╔══

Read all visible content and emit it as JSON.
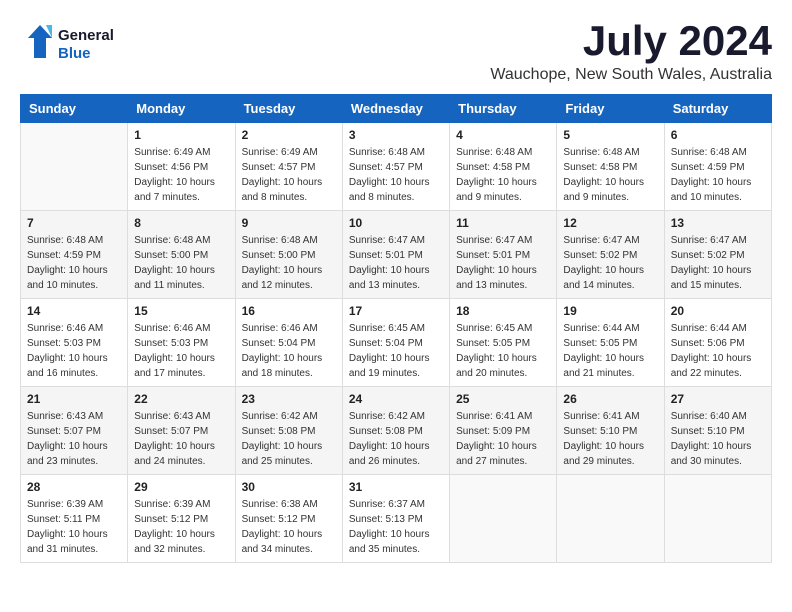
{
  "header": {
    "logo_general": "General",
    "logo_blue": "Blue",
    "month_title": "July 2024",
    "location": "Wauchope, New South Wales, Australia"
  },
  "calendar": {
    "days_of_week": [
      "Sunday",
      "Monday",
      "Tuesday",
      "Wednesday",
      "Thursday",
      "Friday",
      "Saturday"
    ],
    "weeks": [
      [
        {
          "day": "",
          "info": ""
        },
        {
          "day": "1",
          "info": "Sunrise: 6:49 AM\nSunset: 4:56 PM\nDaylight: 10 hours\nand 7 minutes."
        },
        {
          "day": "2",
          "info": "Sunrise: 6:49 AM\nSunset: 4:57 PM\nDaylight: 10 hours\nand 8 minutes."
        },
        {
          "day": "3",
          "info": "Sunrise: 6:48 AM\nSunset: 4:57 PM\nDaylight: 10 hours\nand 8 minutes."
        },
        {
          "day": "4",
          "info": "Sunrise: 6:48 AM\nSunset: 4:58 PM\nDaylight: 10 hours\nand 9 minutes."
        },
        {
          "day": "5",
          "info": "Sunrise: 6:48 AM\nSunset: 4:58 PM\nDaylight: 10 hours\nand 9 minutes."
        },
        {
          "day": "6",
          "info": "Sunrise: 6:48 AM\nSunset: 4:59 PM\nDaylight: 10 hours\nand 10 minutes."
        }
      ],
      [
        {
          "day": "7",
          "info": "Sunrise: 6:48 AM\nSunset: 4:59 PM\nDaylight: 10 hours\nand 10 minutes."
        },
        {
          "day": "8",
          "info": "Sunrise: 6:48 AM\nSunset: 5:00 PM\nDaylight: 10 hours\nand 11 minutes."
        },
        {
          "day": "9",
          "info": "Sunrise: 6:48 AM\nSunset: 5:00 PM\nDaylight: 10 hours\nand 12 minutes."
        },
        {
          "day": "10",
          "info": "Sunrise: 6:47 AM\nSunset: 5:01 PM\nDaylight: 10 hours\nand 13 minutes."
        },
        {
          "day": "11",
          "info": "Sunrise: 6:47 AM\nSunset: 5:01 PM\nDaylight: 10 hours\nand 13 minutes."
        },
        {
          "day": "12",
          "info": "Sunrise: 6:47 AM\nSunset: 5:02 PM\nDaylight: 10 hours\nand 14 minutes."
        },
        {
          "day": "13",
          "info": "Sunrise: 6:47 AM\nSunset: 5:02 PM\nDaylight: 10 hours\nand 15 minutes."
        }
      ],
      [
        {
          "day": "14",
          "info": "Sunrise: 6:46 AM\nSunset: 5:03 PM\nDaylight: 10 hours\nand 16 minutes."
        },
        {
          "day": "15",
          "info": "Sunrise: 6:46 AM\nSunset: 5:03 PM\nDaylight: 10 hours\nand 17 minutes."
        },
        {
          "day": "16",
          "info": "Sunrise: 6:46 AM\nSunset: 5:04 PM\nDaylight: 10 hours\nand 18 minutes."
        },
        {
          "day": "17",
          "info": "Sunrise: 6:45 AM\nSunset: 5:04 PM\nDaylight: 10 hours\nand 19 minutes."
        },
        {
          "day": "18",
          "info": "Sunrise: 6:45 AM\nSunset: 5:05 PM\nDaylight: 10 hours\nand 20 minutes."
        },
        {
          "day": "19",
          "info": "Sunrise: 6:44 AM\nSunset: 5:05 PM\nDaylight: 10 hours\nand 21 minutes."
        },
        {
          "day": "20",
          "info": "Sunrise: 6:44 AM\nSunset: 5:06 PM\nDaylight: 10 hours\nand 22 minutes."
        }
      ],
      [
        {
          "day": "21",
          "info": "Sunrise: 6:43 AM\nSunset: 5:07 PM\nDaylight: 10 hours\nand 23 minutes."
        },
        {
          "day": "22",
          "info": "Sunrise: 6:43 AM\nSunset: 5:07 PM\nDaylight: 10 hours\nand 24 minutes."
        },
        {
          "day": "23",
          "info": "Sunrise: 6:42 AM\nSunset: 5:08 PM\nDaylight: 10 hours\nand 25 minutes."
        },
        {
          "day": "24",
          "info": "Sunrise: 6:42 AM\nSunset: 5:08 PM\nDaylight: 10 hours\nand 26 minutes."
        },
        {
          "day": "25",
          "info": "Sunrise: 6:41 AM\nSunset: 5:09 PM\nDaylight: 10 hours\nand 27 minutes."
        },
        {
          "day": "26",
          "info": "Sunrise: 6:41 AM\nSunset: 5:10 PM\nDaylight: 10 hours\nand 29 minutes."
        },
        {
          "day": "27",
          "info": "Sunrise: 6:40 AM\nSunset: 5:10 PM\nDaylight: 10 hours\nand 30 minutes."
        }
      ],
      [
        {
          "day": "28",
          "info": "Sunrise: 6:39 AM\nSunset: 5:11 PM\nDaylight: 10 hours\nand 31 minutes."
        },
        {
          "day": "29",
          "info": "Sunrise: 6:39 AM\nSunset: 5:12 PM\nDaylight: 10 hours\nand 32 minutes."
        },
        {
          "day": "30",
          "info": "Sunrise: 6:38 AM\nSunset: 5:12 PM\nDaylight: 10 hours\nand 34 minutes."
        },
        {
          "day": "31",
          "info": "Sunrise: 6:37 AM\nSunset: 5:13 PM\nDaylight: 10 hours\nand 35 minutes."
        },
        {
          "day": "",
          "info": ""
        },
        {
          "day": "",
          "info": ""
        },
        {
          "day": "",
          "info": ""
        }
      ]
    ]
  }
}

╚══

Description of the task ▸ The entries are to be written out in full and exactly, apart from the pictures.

Result ▸
Read all visible content and emit it as JSON.
{
  "header": {
    "logo_general": "General",
    "logo_blue": "Blue",
    "month_title": "July 2024",
    "location": "Wauchope, New South Wales, Australia"
  },
  "calendar": {
    "days_of_week": [
      "Sunday",
      "Monday",
      "Tuesday",
      "Wednesday",
      "Thursday",
      "Friday",
      "Saturday"
    ],
    "weeks": [
      [
        {
          "day": "",
          "info": ""
        },
        {
          "day": "1",
          "info": "Sunrise: 6:49 AM\nSunset: 4:56 PM\nDaylight: 10 hours\nand 7 minutes."
        },
        {
          "day": "2",
          "info": "Sunrise: 6:49 AM\nSunset: 4:57 PM\nDaylight: 10 hours\nand 8 minutes."
        },
        {
          "day": "3",
          "info": "Sunrise: 6:48 AM\nSunset: 4:57 PM\nDaylight: 10 hours\nand 8 minutes."
        },
        {
          "day": "4",
          "info": "Sunrise: 6:48 AM\nSunset: 4:58 PM\nDaylight: 10 hours\nand 9 minutes."
        },
        {
          "day": "5",
          "info": "Sunrise: 6:48 AM\nSunset: 4:58 PM\nDaylight: 10 hours\nand 9 minutes."
        },
        {
          "day": "6",
          "info": "Sunrise: 6:48 AM\nSunset: 4:59 PM\nDaylight: 10 hours\nand 10 minutes."
        }
      ],
      [
        {
          "day": "7",
          "info": "Sunrise: 6:48 AM\nSunset: 4:59 PM\nDaylight: 10 hours\nand 10 minutes."
        },
        {
          "day": "8",
          "info": "Sunrise: 6:48 AM\nSunset: 5:00 PM\nDaylight: 10 hours\nand 11 minutes."
        },
        {
          "day": "9",
          "info": "Sunrise: 6:48 AM\nSunset: 5:00 PM\nDaylight: 10 hours\nand 12 minutes."
        },
        {
          "day": "10",
          "info": "Sunrise: 6:47 AM\nSunset: 5:01 PM\nDaylight: 10 hours\nand 13 minutes."
        },
        {
          "day": "11",
          "info": "Sunrise: 6:47 AM\nSunset: 5:01 PM\nDaylight: 10 hours\nand 13 minutes."
        },
        {
          "day": "12",
          "info": "Sunrise: 6:47 AM\nSunset: 5:02 PM\nDaylight: 10 hours\nand 14 minutes."
        },
        {
          "day": "13",
          "info": "Sunrise: 6:47 AM\nSunset: 5:02 PM\nDaylight: 10 hours\nand 15 minutes."
        }
      ],
      [
        {
          "day": "14",
          "info": "Sunrise: 6:46 AM\nSunset: 5:03 PM\nDaylight: 10 hours\nand 16 minutes."
        },
        {
          "day": "15",
          "info": "Sunrise: 6:46 AM\nSunset: 5:03 PM\nDaylight: 10 hours\nand 17 minutes."
        },
        {
          "day": "16",
          "info": "Sunrise: 6:46 AM\nSunset: 5:04 PM\nDaylight: 10 hours\nand 18 minutes."
        },
        {
          "day": "17",
          "info": "Sunrise: 6:45 AM\nSunset: 5:04 PM\nDaylight: 10 hours\nand 19 minutes."
        },
        {
          "day": "18",
          "info": "Sunrise: 6:45 AM\nSunset: 5:05 PM\nDaylight: 10 hours\nand 20 minutes."
        },
        {
          "day": "19",
          "info": "Sunrise: 6:44 AM\nSunset: 5:05 PM\nDaylight: 10 hours\nand 21 minutes."
        },
        {
          "day": "20",
          "info": "Sunrise: 6:44 AM\nSunset: 5:06 PM\nDaylight: 10 hours\nand 22 minutes."
        }
      ],
      [
        {
          "day": "21",
          "info": "Sunrise: 6:43 AM\nSunset: 5:07 PM\nDaylight: 10 hours\nand 23 minutes."
        },
        {
          "day": "22",
          "info": "Sunrise: 6:43 AM\nSunset: 5:07 PM\nDaylight: 10 hours\nand 24 minutes."
        },
        {
          "day": "23",
          "info": "Sunrise: 6:42 AM\nSunset: 5:08 PM\nDaylight: 10 hours\nand 25 minutes."
        },
        {
          "day": "24",
          "info": "Sunrise: 6:42 AM\nSunset: 5:08 PM\nDaylight: 10 hours\nand 26 minutes."
        },
        {
          "day": "25",
          "info": "Sunrise: 6:41 AM\nSunset: 5:09 PM\nDaylight: 10 hours\nand 27 minutes."
        },
        {
          "day": "26",
          "info": "Sunrise: 6:41 AM\nSunset: 5:10 PM\nDaylight: 10 hours\nand 29 minutes."
        },
        {
          "day": "27",
          "info": "Sunrise: 6:40 AM\nSunset: 5:10 PM\nDaylight: 10 hours\nand 30 minutes."
        }
      ],
      [
        {
          "day": "28",
          "info": "Sunrise: 6:39 AM\nSunset: 5:11 PM\nDaylight: 10 hours\nand 31 minutes."
        },
        {
          "day": "29",
          "info": "Sunrise: 6:39 AM\nSunset: 5:12 PM\nDaylight: 10 hours\nand 32 minutes."
        },
        {
          "day": "30",
          "info": "Sunrise: 6:38 AM\nSunset: 5:12 PM\nDaylight: 10 hours\nand 34 minutes."
        },
        {
          "day": "31",
          "info": "Sunrise: 6:37 AM\nSunset: 5:13 PM\nDaylight: 10 hours\nand 35 minutes."
        },
        {
          "day": "",
          "info": ""
        },
        {
          "day": "",
          "info": ""
        },
        {
          "day": "",
          "info": ""
        }
      ]
    ]
  }
}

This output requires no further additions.